- **Brief**: State how many lines of the entries hold the string "return", and output nothing but that count.

(Beginning of Data under study)

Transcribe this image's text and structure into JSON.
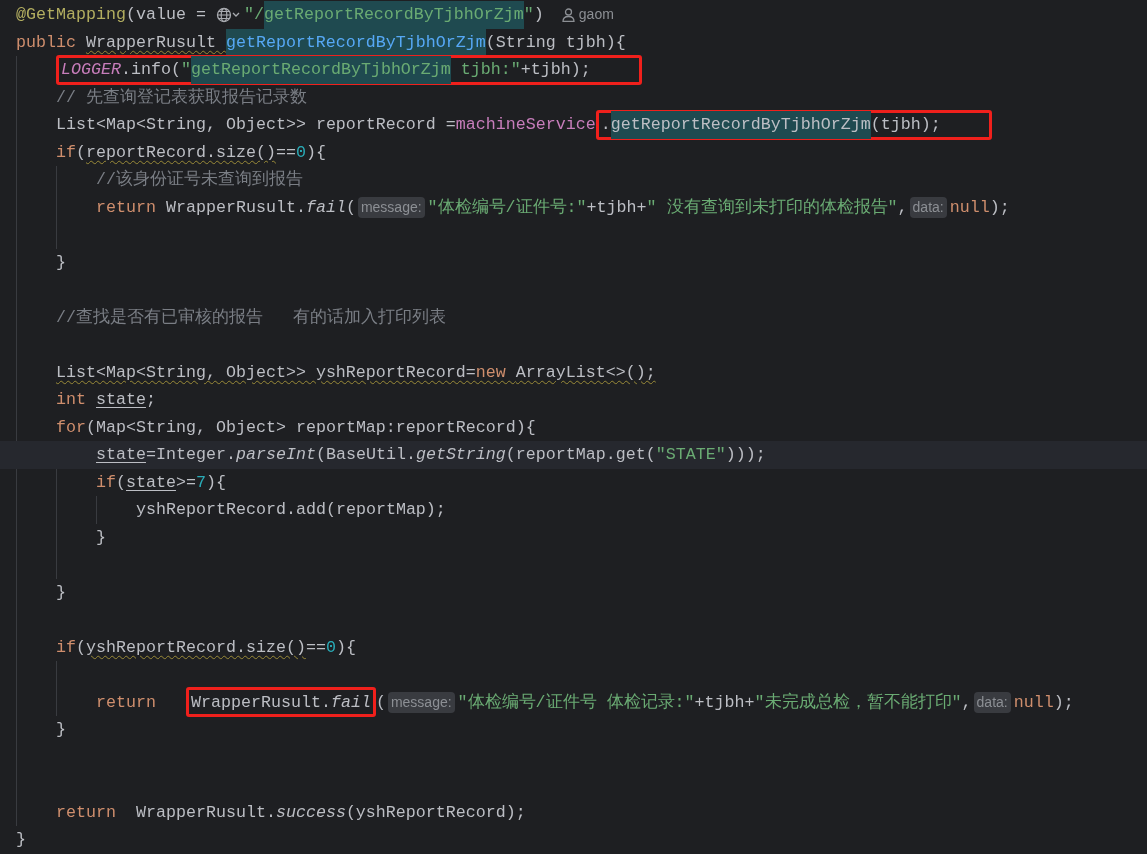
{
  "editor": {
    "lines": [
      {
        "tokens": [
          {
            "kind": "ann",
            "text": "@GetMapping"
          },
          {
            "kind": "plain",
            "text": "(value = "
          },
          {
            "kind": "globe"
          },
          {
            "kind": "str",
            "text": "\"/"
          },
          {
            "kind": "str",
            "text": "getReportRecordByTjbhOrZjm",
            "highlight": true
          },
          {
            "kind": "str",
            "text": "\""
          },
          {
            "kind": "plain",
            "text": ")"
          },
          {
            "kind": "author",
            "text": "gaom"
          }
        ]
      },
      {
        "tokens": [
          {
            "kind": "kw",
            "text": "public "
          },
          {
            "kind": "plain",
            "text": "WrapperRusult ",
            "warning": true
          },
          {
            "kind": "decl",
            "text": "getReportRecordByTjbhOrZjm",
            "highlight": true
          },
          {
            "kind": "plain",
            "text": "(String tjbh){"
          }
        ],
        "children": [
          {
            "tokens": [
              {
                "kind": "callout",
                "tokens": [
                  {
                    "kind": "field",
                    "text": "LOGGER"
                  },
                  {
                    "kind": "plain",
                    "text": ".info("
                  },
                  {
                    "kind": "str",
                    "text": "\""
                  },
                  {
                    "kind": "str",
                    "text": "getReportRecordByTjbhOrZjm",
                    "highlight": true
                  },
                  {
                    "kind": "str",
                    "text": " tjbh:\""
                  },
                  {
                    "kind": "plain",
                    "text": "+tjbh);"
                  }
                ]
              }
            ]
          },
          {
            "tokens": [
              {
                "kind": "comment",
                "text": "// 先查询登记表获取报告记录数"
              }
            ]
          },
          {
            "tokens": [
              {
                "kind": "plain",
                "text": "List<Map<String, Object>> reportRecord ="
              },
              {
                "kind": "member",
                "text": "machineService"
              },
              {
                "kind": "callout",
                "tokens": [
                  {
                    "kind": "plain",
                    "text": "."
                  },
                  {
                    "kind": "plain",
                    "text": "getReportRecordByTjbhOrZjm",
                    "highlight": true
                  },
                  {
                    "kind": "plain",
                    "text": "(tjbh);"
                  }
                ]
              }
            ]
          },
          {
            "tokens": [
              {
                "kind": "kw",
                "text": "if"
              },
              {
                "kind": "plain",
                "text": "("
              },
              {
                "kind": "plain",
                "text": "reportRecord.size()",
                "warning": true
              },
              {
                "kind": "plain",
                "text": "=="
              },
              {
                "kind": "num",
                "text": "0"
              },
              {
                "kind": "plain",
                "text": "){"
              }
            ],
            "children": [
              {
                "tokens": [
                  {
                    "kind": "comment",
                    "text": "//该身份证号未查询到报告"
                  }
                ]
              },
              {
                "tokens": [
                  {
                    "kind": "kw",
                    "text": "return "
                  },
                  {
                    "kind": "plain",
                    "text": "WrapperRusult."
                  },
                  {
                    "kind": "static",
                    "text": "fail"
                  },
                  {
                    "kind": "plain",
                    "text": "("
                  },
                  {
                    "kind": "hint",
                    "text": "message:"
                  },
                  {
                    "kind": "str",
                    "text": "\"体检编号/证件号:\""
                  },
                  {
                    "kind": "plain",
                    "text": "+tjbh+"
                  },
                  {
                    "kind": "str",
                    "text": "\" 没有查询到未打印的体检报告\""
                  },
                  {
                    "kind": "plain",
                    "text": ","
                  },
                  {
                    "kind": "hint",
                    "text": "data:"
                  },
                  {
                    "kind": "kw",
                    "text": "null"
                  },
                  {
                    "kind": "plain",
                    "text": ");"
                  }
                ]
              },
              {
                "kind": "blank"
              }
            ]
          },
          {
            "tokens": [
              {
                "kind": "plain",
                "text": "}"
              }
            ]
          },
          {
            "kind": "blank"
          },
          {
            "tokens": [
              {
                "kind": "comment",
                "text": "//查找是否有已审核的报告   有的话加入打印列表"
              }
            ]
          },
          {
            "kind": "blank"
          },
          {
            "tokens": [
              {
                "kind": "plain",
                "text": "List<Map<String, Object>> yshReportRecord=",
                "warning": true
              },
              {
                "kind": "kw",
                "text": "new ",
                "warning": true
              },
              {
                "kind": "plain",
                "text": "ArrayList<>();",
                "warning": true
              }
            ]
          },
          {
            "tokens": [
              {
                "kind": "kw",
                "text": "int "
              },
              {
                "kind": "plain",
                "text": "state",
                "reassigned": true
              },
              {
                "kind": "plain",
                "text": ";"
              }
            ]
          },
          {
            "tokens": [
              {
                "kind": "kw",
                "text": "for"
              },
              {
                "kind": "plain",
                "text": "(Map<String, Object> reportMap:reportRecord){"
              }
            ],
            "children": [
              {
                "current": true,
                "tokens": [
                  {
                    "kind": "plain",
                    "text": "state",
                    "reassigned": true
                  },
                  {
                    "kind": "plain",
                    "text": "=Integer."
                  },
                  {
                    "kind": "static",
                    "text": "parseInt"
                  },
                  {
                    "kind": "plain",
                    "text": "(BaseUtil."
                  },
                  {
                    "kind": "static",
                    "text": "getString"
                  },
                  {
                    "kind": "plain",
                    "text": "(reportMap.get("
                  },
                  {
                    "kind": "str",
                    "text": "\"STATE\""
                  },
                  {
                    "kind": "plain",
                    "text": ")));"
                  }
                ]
              },
              {
                "tokens": [
                  {
                    "kind": "kw",
                    "text": "if"
                  },
                  {
                    "kind": "plain",
                    "text": "("
                  },
                  {
                    "kind": "plain",
                    "text": "state",
                    "reassigned": true
                  },
                  {
                    "kind": "plain",
                    "text": ">="
                  },
                  {
                    "kind": "num",
                    "text": "7"
                  },
                  {
                    "kind": "plain",
                    "text": "){"
                  }
                ],
                "children": [
                  {
                    "tokens": [
                      {
                        "kind": "plain",
                        "text": "yshReportRecord.add(reportMap);"
                      }
                    ]
                  }
                ]
              },
              {
                "tokens": [
                  {
                    "kind": "plain",
                    "text": "}"
                  }
                ]
              },
              {
                "kind": "blank"
              }
            ]
          },
          {
            "tokens": [
              {
                "kind": "plain",
                "text": "}"
              }
            ]
          },
          {
            "kind": "blank"
          },
          {
            "tokens": [
              {
                "kind": "kw",
                "text": "if"
              },
              {
                "kind": "plain",
                "text": "("
              },
              {
                "kind": "plain",
                "text": "yshReportRecord.size()",
                "warning": true
              },
              {
                "kind": "plain",
                "text": "=="
              },
              {
                "kind": "num",
                "text": "0"
              },
              {
                "kind": "plain",
                "text": "){"
              }
            ],
            "children": [
              {
                "kind": "blank"
              },
              {
                "tokens": [
                  {
                    "kind": "kw",
                    "text": "return   "
                  },
                  {
                    "kind": "callout",
                    "tokens": [
                      {
                        "kind": "plain",
                        "text": "WrapperRusult."
                      },
                      {
                        "kind": "static",
                        "text": "fail"
                      }
                    ]
                  },
                  {
                    "kind": "plain",
                    "text": "("
                  },
                  {
                    "kind": "hint",
                    "text": "message:"
                  },
                  {
                    "kind": "str",
                    "text": "\"体检编号/证件号 体检记录:\""
                  },
                  {
                    "kind": "plain",
                    "text": "+tjbh+"
                  },
                  {
                    "kind": "str",
                    "text": "\"未完成总检，暂不能打印\""
                  },
                  {
                    "kind": "plain",
                    "text": ","
                  },
                  {
                    "kind": "hint",
                    "text": "data:"
                  },
                  {
                    "kind": "kw",
                    "text": "null"
                  },
                  {
                    "kind": "plain",
                    "text": ");"
                  }
                ]
              }
            ]
          },
          {
            "tokens": [
              {
                "kind": "plain",
                "text": "}"
              }
            ]
          },
          {
            "kind": "blank"
          },
          {
            "kind": "blank"
          },
          {
            "tokens": [
              {
                "kind": "kw",
                "text": "return  "
              },
              {
                "kind": "plain",
                "text": "WrapperRusult."
              },
              {
                "kind": "static",
                "text": "success"
              },
              {
                "kind": "plain",
                "text": "(yshReportRecord);"
              }
            ]
          }
        ]
      },
      {
        "tokens": [
          {
            "kind": "plain",
            "text": "}"
          }
        ]
      }
    ]
  }
}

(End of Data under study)

- **Answer below**: 3